The response must contain every line below in which "false" appears.

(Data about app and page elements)

BEGIN

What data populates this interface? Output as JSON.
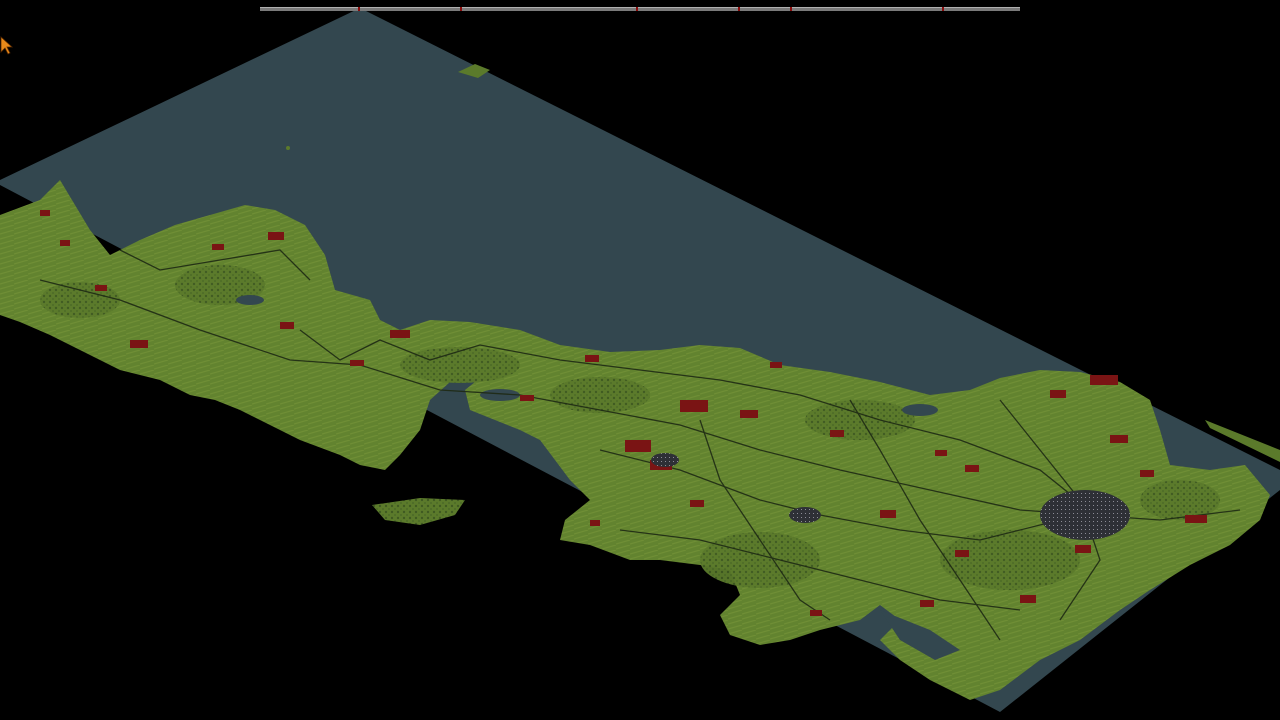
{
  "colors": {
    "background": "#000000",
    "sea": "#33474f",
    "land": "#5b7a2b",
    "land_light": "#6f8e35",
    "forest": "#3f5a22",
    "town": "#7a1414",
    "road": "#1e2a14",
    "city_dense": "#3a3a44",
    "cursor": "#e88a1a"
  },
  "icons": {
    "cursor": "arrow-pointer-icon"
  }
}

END
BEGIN

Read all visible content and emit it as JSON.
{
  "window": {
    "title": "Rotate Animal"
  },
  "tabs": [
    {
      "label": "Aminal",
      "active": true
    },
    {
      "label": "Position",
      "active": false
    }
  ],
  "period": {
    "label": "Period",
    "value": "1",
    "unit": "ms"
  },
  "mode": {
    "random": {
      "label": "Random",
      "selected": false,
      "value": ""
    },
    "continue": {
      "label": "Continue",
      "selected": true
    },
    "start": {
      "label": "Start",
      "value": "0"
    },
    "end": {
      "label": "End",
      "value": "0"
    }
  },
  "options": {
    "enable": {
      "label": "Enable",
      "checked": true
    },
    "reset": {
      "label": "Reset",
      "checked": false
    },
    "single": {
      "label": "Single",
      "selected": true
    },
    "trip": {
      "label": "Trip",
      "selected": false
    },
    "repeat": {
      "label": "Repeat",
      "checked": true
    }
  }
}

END

Result of the exercise ▸
      "active": false
      "selected": false,
      "checked": false
      "selected": false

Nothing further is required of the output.